after Ovid

Cast and Crew

Jonathan Heron
Ric Watts
Nomi Everall
Lighting Designer
Chris Price
Fiona Marr /
Lucinka Eisler /
Zoë Simon
Finnian O'Neill /
Antonio De Gregorio

About the production

[Echo & Narcissus] [Echo & Narcissus] [Echo & Narcissus] [Echo & Narcissus]

The aim was to devise a new piece of drama which would combine the techniques of Samuel Beckett's theatre, the adaptation of Ovid's Echo and Narcissus and our own company style.

The practical exploration of Samuel Beckett as a playwright and practitioner inspired the company to create explosive and expressive theatre following on from his remorseless quest into the human spirit. Furthermore, Beckett's fascination with the self, the other and desolation related directly to our source material. His drama advocates an exquisite minimalism that landscapes the internal world of his characters, staging their essence rather than their surface reality.

There is a wealth of material for a devising ensemble throughout Ovid's Metamorphosis, but Echo and Narcissus stood out due to its beautiful interplay of love and loss, death and desire, speech and silence. Nothing prepared us for quite how rich this material would prove to be. In initial exploration we used the text, in various translations, to explore its poetic, intellectual and contemporary resonances. Improvising, physicalising, vocalizing and analyzing, we generated a wealth of ideas and images. It became rather amazing just how related the text was to Beckett's preoccupations, such as: fragmented selves, dislocated voices, physical change, narcissism, echoing, internal monologues and static states.

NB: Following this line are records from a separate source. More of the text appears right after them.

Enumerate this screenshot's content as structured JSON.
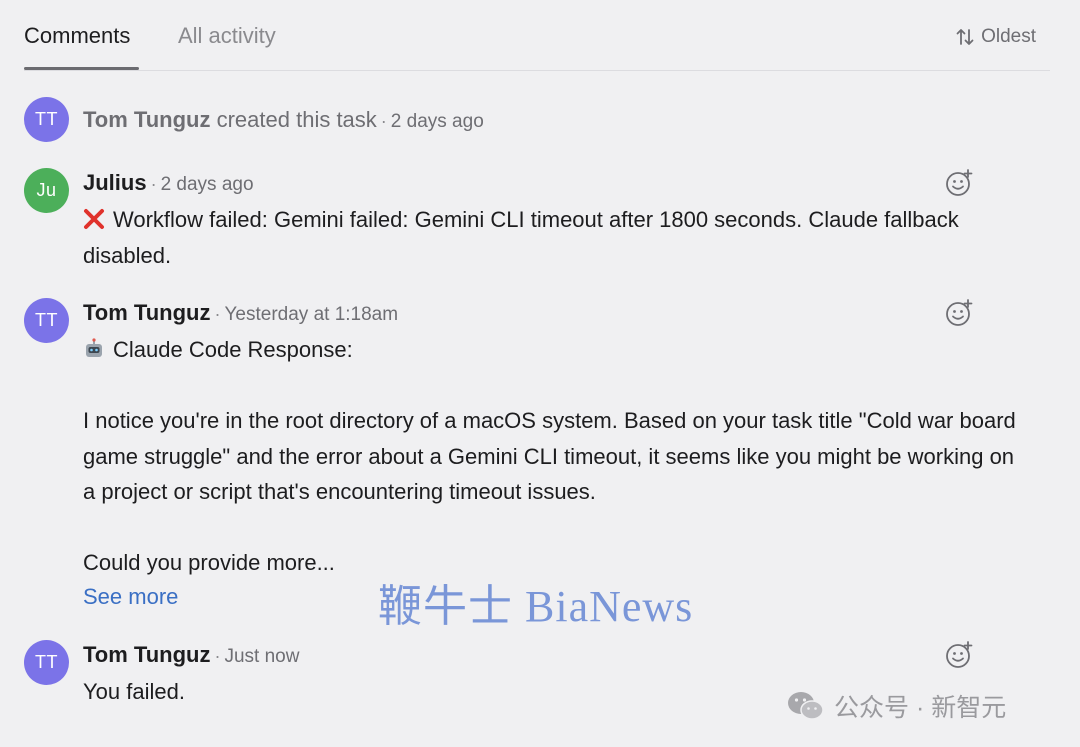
{
  "tabs": {
    "comments": "Comments",
    "all_activity": "All activity"
  },
  "sort": {
    "label": "Oldest",
    "icon": "sort-arrows-icon"
  },
  "feed": [
    {
      "avatar": "TT",
      "avatar_color": "#7b73e8",
      "author": "Tom Tunguz",
      "action": "created this task",
      "time": "2 days ago"
    },
    {
      "avatar": "Ju",
      "avatar_color": "#4caf5a",
      "author": "Julius",
      "time": "2 days ago",
      "icon": "red-x-icon",
      "text": "Workflow failed: Gemini failed: Gemini CLI timeout after 1800 seconds. Claude fallback disabled."
    },
    {
      "avatar": "TT",
      "avatar_color": "#7b73e8",
      "author": "Tom Tunguz",
      "time": "Yesterday at 1:18am",
      "icon": "robot-icon",
      "heading": "Claude Code Response:",
      "paragraph1": "I notice you're in the root directory of a macOS system. Based on your task title \"Cold war board game struggle\" and the error about a Gemini CLI timeout, it seems like you might be working on a project or script that's encountering timeout issues.",
      "paragraph2": "Could you provide more...",
      "see_more": "See more"
    },
    {
      "avatar": "TT",
      "avatar_color": "#7b73e8",
      "author": "Tom Tunguz",
      "time": "Just now",
      "text": "You failed."
    }
  ],
  "watermarks": {
    "center": "鞭牛士 BiaNews",
    "corner": "公众号 · 新智元"
  }
}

Most of the groundwork having been done, we created the show, beginning to flesh out a new world where our Echo and Narcissus was taking place. In a disused and flooded office space, Narcissus records fragments of speech in search of his own story. The cursed Echo arrives to help, falls in love with him and is eventually rejected. A desolate Echo remains with him in a ghost-like state as Narcissus pieces together his story. He then comes face to face with himself, falling hopelessly in love.

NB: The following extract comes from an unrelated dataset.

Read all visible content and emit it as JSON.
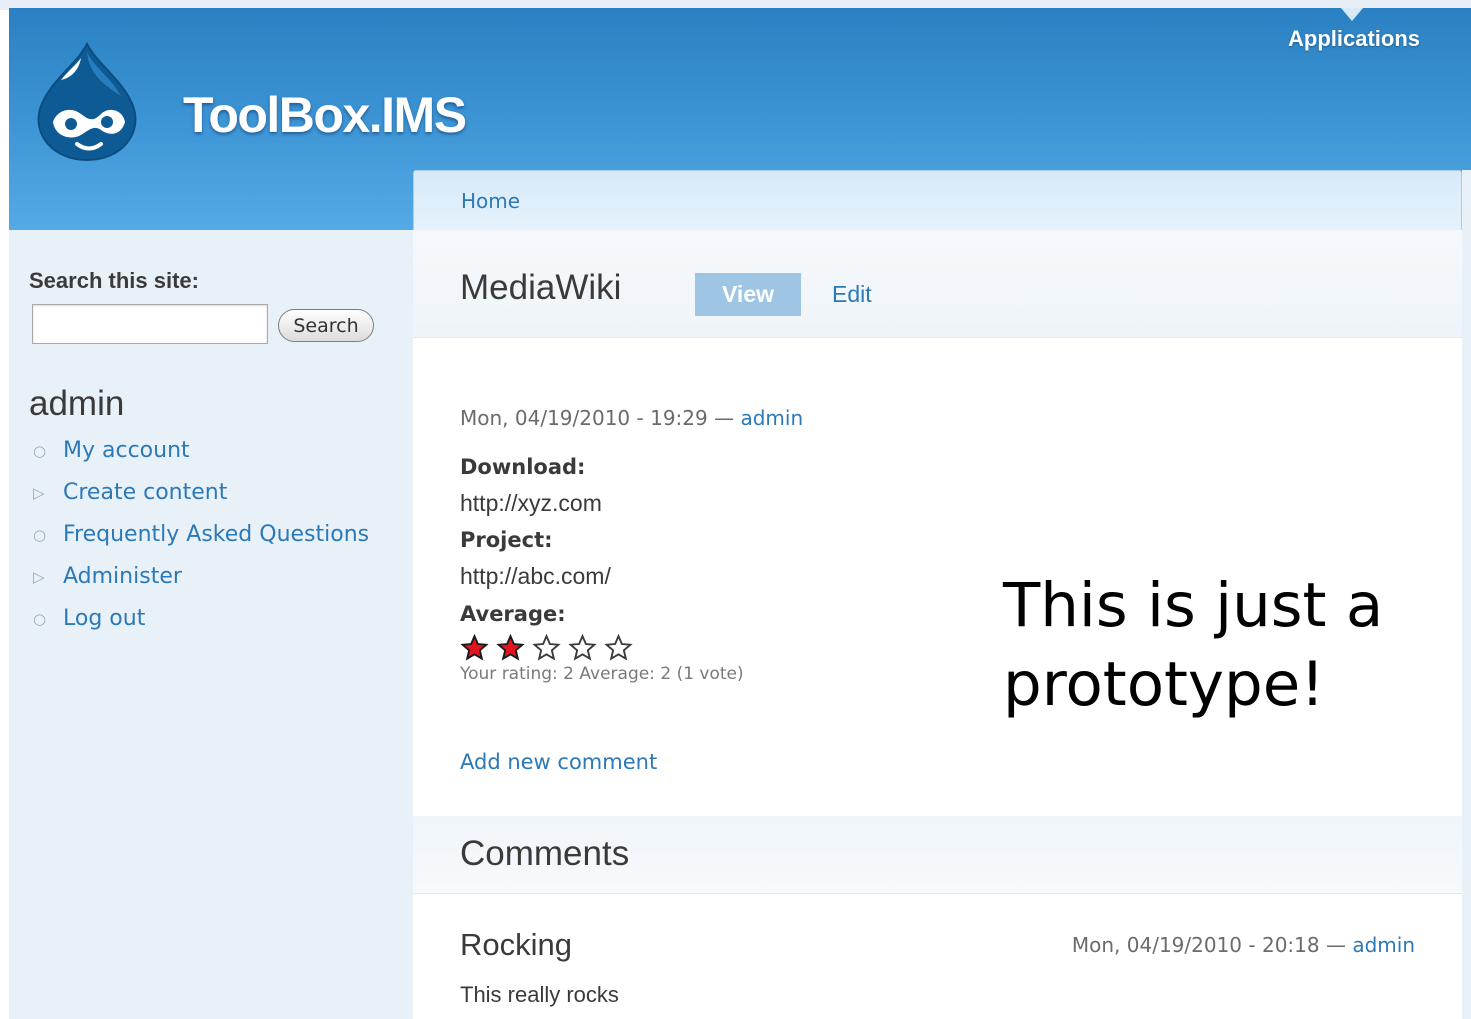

"Rigorously directed... it is challenging, gripping, creative and the acting is assured." The Stage;

"A short visually arresting piece that'll have you scurrying back to your Ovid." Time Out;

"One of the most engaging and inventive pieces of theatre I have seen all year." Talking Broadway.

To read reviews of this production, click here